■ Your assignment:
In which lines of the data does the string "title" appear? Copy every one.

==================================================

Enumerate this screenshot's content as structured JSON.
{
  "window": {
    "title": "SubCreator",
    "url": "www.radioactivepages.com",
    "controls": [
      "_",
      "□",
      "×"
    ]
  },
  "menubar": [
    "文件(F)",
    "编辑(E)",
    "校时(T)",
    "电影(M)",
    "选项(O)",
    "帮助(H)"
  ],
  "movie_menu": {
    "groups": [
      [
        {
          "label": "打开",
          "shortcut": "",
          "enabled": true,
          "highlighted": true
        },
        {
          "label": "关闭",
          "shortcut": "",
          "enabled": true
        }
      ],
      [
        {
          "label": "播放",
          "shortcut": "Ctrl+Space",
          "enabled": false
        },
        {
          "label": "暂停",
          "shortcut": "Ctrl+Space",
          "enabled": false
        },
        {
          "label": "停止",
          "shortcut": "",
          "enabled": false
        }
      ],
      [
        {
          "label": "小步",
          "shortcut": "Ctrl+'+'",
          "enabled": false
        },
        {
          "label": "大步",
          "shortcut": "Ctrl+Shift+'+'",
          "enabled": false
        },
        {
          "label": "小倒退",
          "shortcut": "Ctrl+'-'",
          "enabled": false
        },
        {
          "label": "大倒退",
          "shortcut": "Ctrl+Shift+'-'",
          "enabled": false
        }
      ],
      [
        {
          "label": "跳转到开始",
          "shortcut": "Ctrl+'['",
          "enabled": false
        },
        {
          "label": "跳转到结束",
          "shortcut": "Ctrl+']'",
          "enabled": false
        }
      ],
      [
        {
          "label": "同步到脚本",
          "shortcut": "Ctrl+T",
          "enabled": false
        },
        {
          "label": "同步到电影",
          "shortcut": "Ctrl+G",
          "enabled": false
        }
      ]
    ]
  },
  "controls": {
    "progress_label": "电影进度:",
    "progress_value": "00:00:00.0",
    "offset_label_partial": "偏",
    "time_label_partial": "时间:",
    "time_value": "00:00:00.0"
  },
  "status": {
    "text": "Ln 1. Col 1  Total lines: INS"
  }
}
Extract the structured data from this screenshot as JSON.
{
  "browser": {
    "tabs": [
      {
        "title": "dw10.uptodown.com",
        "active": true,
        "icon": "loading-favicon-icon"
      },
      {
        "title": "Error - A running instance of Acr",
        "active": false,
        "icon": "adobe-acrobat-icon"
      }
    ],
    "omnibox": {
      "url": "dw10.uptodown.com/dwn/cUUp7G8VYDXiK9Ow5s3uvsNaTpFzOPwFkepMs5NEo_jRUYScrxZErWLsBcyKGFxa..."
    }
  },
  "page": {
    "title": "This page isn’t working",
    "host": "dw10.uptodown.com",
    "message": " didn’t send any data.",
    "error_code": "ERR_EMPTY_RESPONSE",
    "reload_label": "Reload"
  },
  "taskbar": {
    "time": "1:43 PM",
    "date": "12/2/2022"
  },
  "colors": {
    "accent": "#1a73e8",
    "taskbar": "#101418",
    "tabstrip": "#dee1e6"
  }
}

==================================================

■ Finished exercise:
    "title": "SubCreator",
        "title": "dw10.uptodown.com",
        "title": "Error - A running instance of Acr",
    "title": "This page isn’t working",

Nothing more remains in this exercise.